On the subject of salvage vehicles, I got a good deal on one. A 6 year old Nissan with 62K miles for 6 grand. The bumper and the hood were replaced due to a low speed collision. The frame wasn't damaged.  I wouldn't say they fixed it perfectly but   mechanically it was in excellent condition. I drove it for a year and got almost all funds out of it. They do have issues if the air bags got deployed you may not be able to pass the inspection without much work.
 
BMW's are the ultimate driving machines. Had a 325i 5 speed that I got for a grand with 200K miles on it, that old thing was an absolute money pit but never had a vehicle that handled as well. Now  I wouldn't consider anything older than 5 years with bimmers, and a very complete repair history. When they age, they are less reliable than the asian or even domestic vehicles and parts are priced insane even considering DIY repairs.

Fleabay has lots of good deals on everything automotive - definitely a buyer's market.


Brawndo. It's got what plants crave.

mixxalot

  • Guest
2008 BMW 328i sedan or Audi A4 sedan 2.0T
« Reply #25 on: September 06, 2007, 07:54:51 pm »
In that case, I like the new 2008 Audi A4 with 2.0T in manual transmission.

A fun sports sedan. The new BMW 328i sedan is also quite good as is the new 2008 Mercedes C300 sport sedan.

mixxalot

  • Guest
New 2008 Corvette a great sports car
« Reply #26 on: September 06, 2007, 07:57:37 pm »
I test drove this past week. What a fun rocket! Has a lot of trunk space for a sports car as well. I had no problem shifting. Very smooth the clutch was tricky. Much improved over the 2004 Corvette.

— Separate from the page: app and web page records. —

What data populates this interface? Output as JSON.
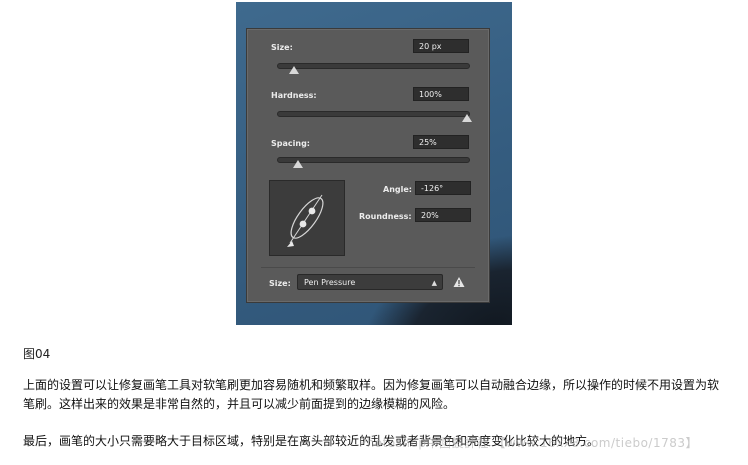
{
  "brush_panel": {
    "size_label": "Size:",
    "size_value": "20 px",
    "size_slider_fraction": 0.09,
    "hardness_label": "Hardness:",
    "hardness_value": "100%",
    "hardness_slider_fraction": 1.0,
    "spacing_label": "Spacing:",
    "spacing_value": "25%",
    "spacing_slider_fraction": 0.11,
    "angle_label": "Angle:",
    "angle_value": "-126°",
    "roundness_label": "Roundness:",
    "roundness_value": "20%",
    "pressure_label": "Size:",
    "pressure_option": "Pen Pressure",
    "warning_icon": "warning-triangle-icon"
  },
  "article": {
    "caption": "图04",
    "paragraph1": "上面的设置可以让修复画笔工具对软笔刷更加容易随机和频繁取样。因为修复画笔可以自动融合边缘，所以操作的时候不用设置为软笔刷。这样出来的效果是非常自然的，并且可以减少前面提到的边缘模糊的风险。",
    "paragraph2": "最后，画笔的大小只需要略大于目标区域，特别是在离头部较近的乱发或者背景色和亮度变化比较大的地方。",
    "watermark": "Photoshop中國設計社 【www.16xx8.com/tiebo/1783】"
  }
}
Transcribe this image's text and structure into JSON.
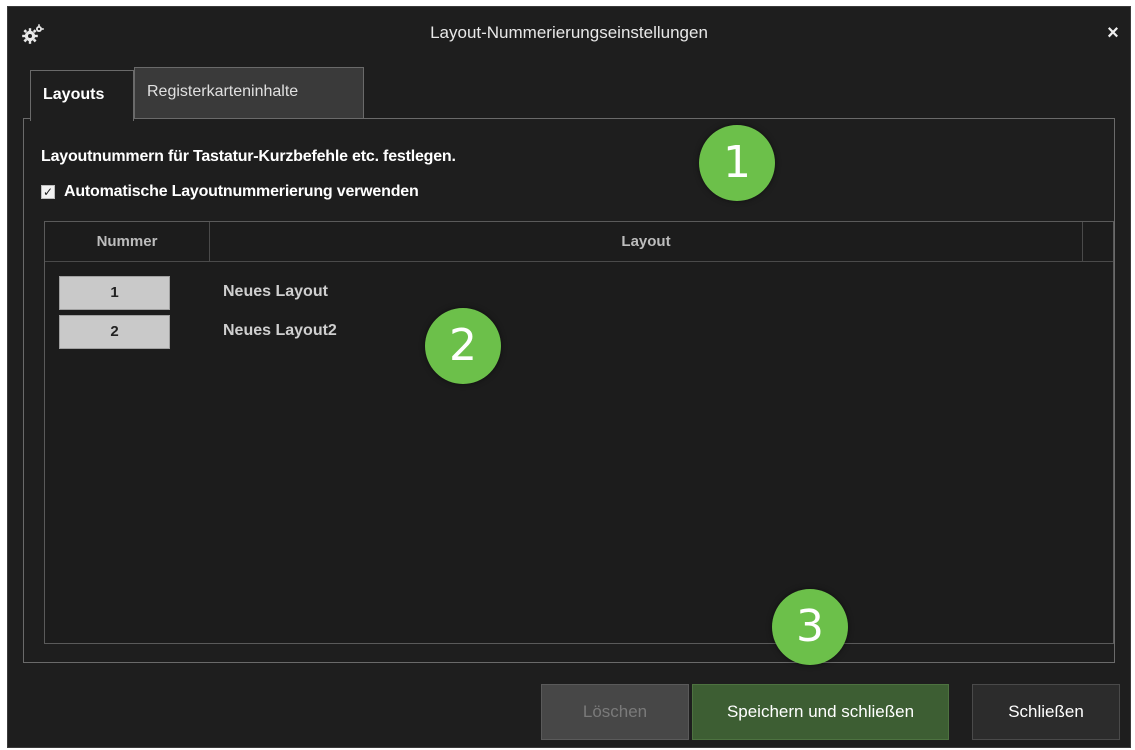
{
  "window": {
    "title": "Layout-Nummerierungseinstellungen",
    "close_symbol": "×",
    "icon": "gears-icon"
  },
  "tabs": [
    {
      "label": "Layouts",
      "active": true
    },
    {
      "label": "Registerkarteninhalte",
      "active": false
    }
  ],
  "panel": {
    "description": "Layoutnummern für Tastatur-Kurzbefehle etc. festlegen.",
    "auto_numbering": {
      "label": "Automatische Layoutnummerierung verwenden",
      "checked": true,
      "check_symbol": "✓"
    }
  },
  "table": {
    "columns": [
      "Nummer",
      "Layout"
    ],
    "rows": [
      {
        "number": "1",
        "name": "Neues Layout"
      },
      {
        "number": "2",
        "name": "Neues Layout2"
      }
    ]
  },
  "badges": [
    "1",
    "2",
    "3"
  ],
  "buttons": {
    "delete": "Löschen",
    "save_close": "Speichern und schließen",
    "close": "Schließen"
  },
  "colors": {
    "background": "#1e1e1e",
    "badge": "#6cc04a",
    "save_button": "#3d5e33"
  }
}
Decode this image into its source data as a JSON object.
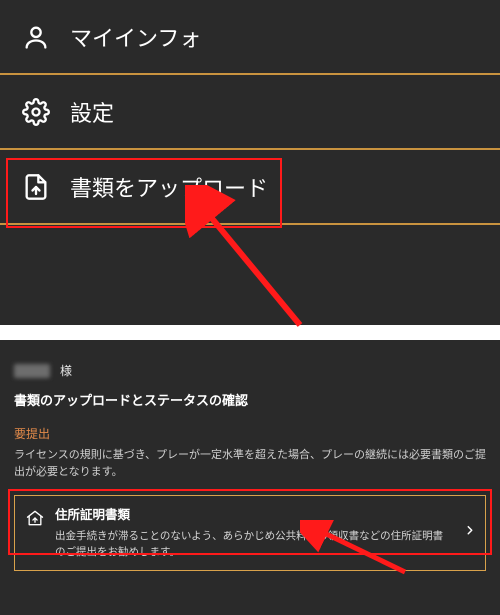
{
  "menu": {
    "my_info": "マイインフォ",
    "settings": "設定",
    "upload": "書類をアップロード"
  },
  "detail": {
    "honorific": "様",
    "heading": "書類のアップロードとステータスの確認",
    "required_label": "要提出",
    "license_text": "ライセンスの規則に基づき、プレーが一定水準を超えた場合、プレーの継続には必要書類のご提出が必要となります。",
    "card": {
      "title": "住所証明書類",
      "desc": "出金手続きが滞ることのないよう、あらかじめ公共料金の領収書などの住所証明書のご提出をお勧めします。"
    }
  },
  "colors": {
    "accent": "#d9a24b",
    "highlight": "#ff1a1a"
  }
}
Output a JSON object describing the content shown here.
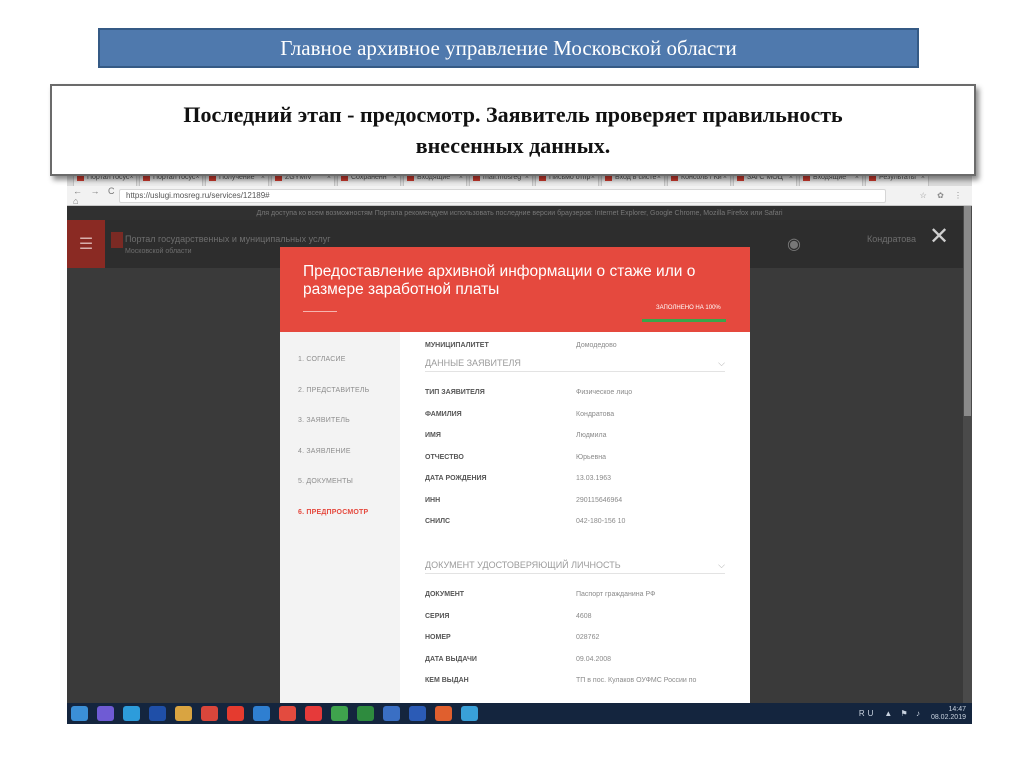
{
  "slide": {
    "title": "Главное архивное управление Московской области",
    "callout_line1": "Последний этап - предосмотр. Заявитель проверяет правильность",
    "callout_line2": "внесенных данных."
  },
  "browser": {
    "tabs": [
      "Портал госус",
      "Портал госус",
      "Получение",
      "ZGYMIV",
      "Сохраненн",
      "Входящие",
      "mail.mosreg",
      "Письмо отпр",
      "Вход в систе",
      "Консоль / Ки",
      "ЗАГС МОЦ",
      "Входящие",
      "Результаты"
    ],
    "nav_icons": "← → C ⌂",
    "url": "https://uslugi.mosreg.ru/services/12189#",
    "infobar": "Для доступа ко всем возможностям Портала рекомендуем использовать последние версии браузеров: Internet Explorer, Google Chrome, Mozilla Firefox или Safari",
    "menu_icon": "☰",
    "portal_name": "Портал государственных и муниципальных услуг",
    "portal_sub": "Московской области",
    "header_user": "Кондратова",
    "close_symbol": "✕"
  },
  "modal": {
    "title": "Предоставление архивной информации о стаже или о размере заработной платы",
    "fill_status": "ЗАПОЛНЕНО НА 100%",
    "fill_fraction": 1.0,
    "steps": [
      "1.  СОГЛАСИЕ",
      "2.  ПРЕДСТАВИТЕЛЬ",
      "3.  ЗАЯВИТЕЛЬ",
      "4.  ЗАЯВЛЕНИЕ",
      "5.  ДОКУМЕНТЫ",
      "6.  ПРЕДПРОСМОТР"
    ],
    "municipality_label": "МУНИЦИПАЛИТЕТ",
    "municipality_value": "Домодедово",
    "section_applicant": "ДАННЫЕ ЗАЯВИТЕЛЯ",
    "applicant_rows": [
      {
        "label": "ТИП ЗАЯВИТЕЛЯ",
        "value": "Физическое лицо"
      },
      {
        "label": "ФАМИЛИЯ",
        "value": "Кондратова"
      },
      {
        "label": "ИМЯ",
        "value": "Людмила"
      },
      {
        "label": "ОТЧЕСТВО",
        "value": "Юрьевна"
      },
      {
        "label": "ДАТА РОЖДЕНИЯ",
        "value": "13.03.1963"
      },
      {
        "label": "ИНН",
        "value": "290115646964"
      },
      {
        "label": "СНИЛС",
        "value": "042-180-156 10"
      }
    ],
    "section_document": "ДОКУМЕНТ УДОСТОВЕРЯЮЩИЙ ЛИЧНОСТЬ",
    "document_rows": [
      {
        "label": "ДОКУМЕНТ",
        "value": "Паспорт гражданина РФ"
      },
      {
        "label": "СЕРИЯ",
        "value": "4608"
      },
      {
        "label": "НОМЕР",
        "value": "028762"
      },
      {
        "label": "ДАТА ВЫДАЧИ",
        "value": "09.04.2008"
      },
      {
        "label": "КЕМ ВЫДАН",
        "value": "ТП в пос. Кулаков ОУФМС России по"
      }
    ]
  },
  "taskbar": {
    "icon_colors": [
      "#3b8fd6",
      "#6f5bd4",
      "#2d9cdb",
      "#1f4fa8",
      "#d9a441",
      "#d9463b",
      "#e53b2f",
      "#2f7fd1",
      "#e34b3f",
      "#e63a3a",
      "#3fa34d",
      "#2e8b3e",
      "#3a6fc4",
      "#2b5bb6",
      "#e05f2e",
      "#39a0d8"
    ],
    "lang": "RU",
    "time": "14:47",
    "date": "08.02.2019"
  }
}
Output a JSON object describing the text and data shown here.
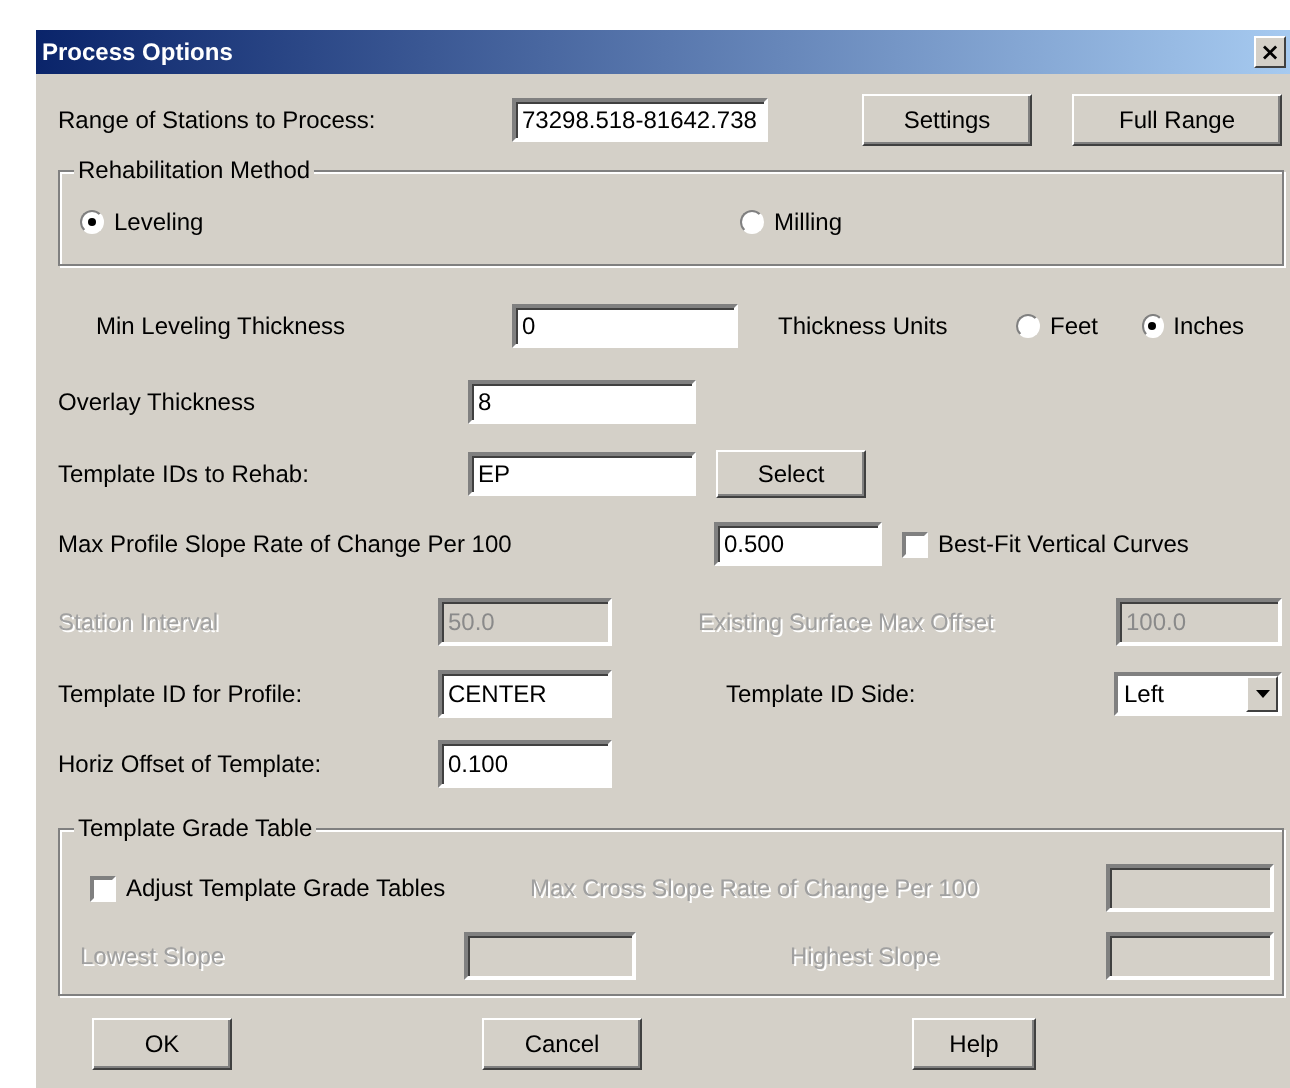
{
  "window": {
    "title": "Process Options",
    "close": "×"
  },
  "range": {
    "label": "Range of Stations to Process:",
    "value": "73298.518-81642.738",
    "buttons": [
      "Settings",
      "Full Range"
    ]
  },
  "rehabilitation_method": {
    "title": "Rehabilitation Method",
    "options": [
      {
        "label": "Leveling",
        "selected": true
      },
      {
        "label": "Milling",
        "selected": false
      }
    ]
  },
  "min_leveling_thickness": {
    "label": "Min Leveling Thickness",
    "value": "0",
    "disabled": false
  },
  "thickness_units": {
    "label": "Thickness Units",
    "options": [
      {
        "label": "Feet",
        "selected": false
      },
      {
        "label": "Inches",
        "selected": true
      }
    ]
  },
  "overlay_thickness": {
    "label": "Overlay Thickness",
    "value": "8",
    "disabled": false
  },
  "template_ids": {
    "label": "Template IDs to Rehab:",
    "value": "EP",
    "disabled": false,
    "button": "Select"
  },
  "max_profile_slope": {
    "label": "Max Profile Slope Rate of Change Per 100",
    "value": "0.500",
    "disabled": false
  },
  "best_fit": {
    "label": "Best-Fit Vertical Curves",
    "checked": false
  },
  "station_interval": {
    "label": "Station Interval",
    "value": "50.0",
    "disabled": true
  },
  "existing_surface_max_offset": {
    "label": "Existing Surface Max Offset",
    "value": "100.0",
    "disabled": true
  },
  "template_id_for_profile": {
    "label": "Template ID for Profile:",
    "value": "CENTER",
    "disabled": false
  },
  "template_id_side": {
    "label": "Template ID Side:",
    "value": "Left"
  },
  "horiz_offset": {
    "label": "Horiz Offset of Template:",
    "value": "0.100",
    "disabled": false
  },
  "template_grade_table": {
    "title": "Template Grade Table",
    "adjust": {
      "label": "Adjust Template Grade Tables",
      "checked": false
    },
    "max_cross_slope": {
      "label": "Max Cross Slope Rate of Change Per 100",
      "disabled": true
    },
    "lowest_slope": {
      "label": "Lowest Slope",
      "disabled": true
    },
    "highest_slope": {
      "label": "Highest Slope",
      "disabled": true
    }
  },
  "buttons": [
    "OK",
    "Cancel",
    "Help"
  ]
}
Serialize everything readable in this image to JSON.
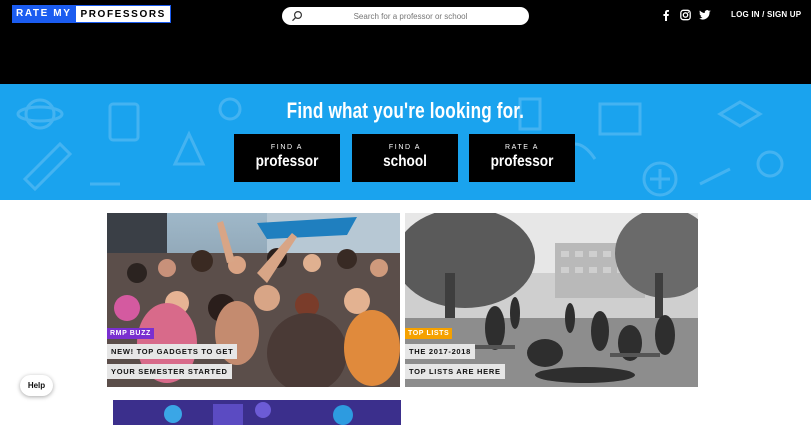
{
  "header": {
    "logo_left": "RATE MY",
    "logo_right": "PROFESSORS",
    "search_placeholder": "Search for a professor or school",
    "social": [
      "facebook-icon",
      "instagram-icon",
      "twitter-icon"
    ],
    "login_label": "LOG IN / SIGN UP"
  },
  "hero": {
    "title": "Find what you're looking for.",
    "buttons": [
      {
        "small": "FIND A",
        "big": "professor"
      },
      {
        "small": "FIND A",
        "big": "school"
      },
      {
        "small": "RATE A",
        "big": "professor"
      }
    ]
  },
  "cards": [
    {
      "tag": "RMP BUZZ",
      "lines": [
        "NEW! TOP GADGETS TO GET",
        "YOUR SEMESTER STARTED"
      ]
    },
    {
      "tag": "TOP LISTS",
      "lines": [
        "THE 2017-2018",
        "TOP LISTS ARE HERE"
      ]
    }
  ],
  "help_label": "Help",
  "colors": {
    "brand_blue": "#1b5cf0",
    "hero_blue": "#1aa3ee",
    "tag_purple": "#7a2fd0",
    "tag_orange": "#f5a100"
  }
}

I still prefer Porsche and BMW though over Corvette. Until the make a mid-engine one.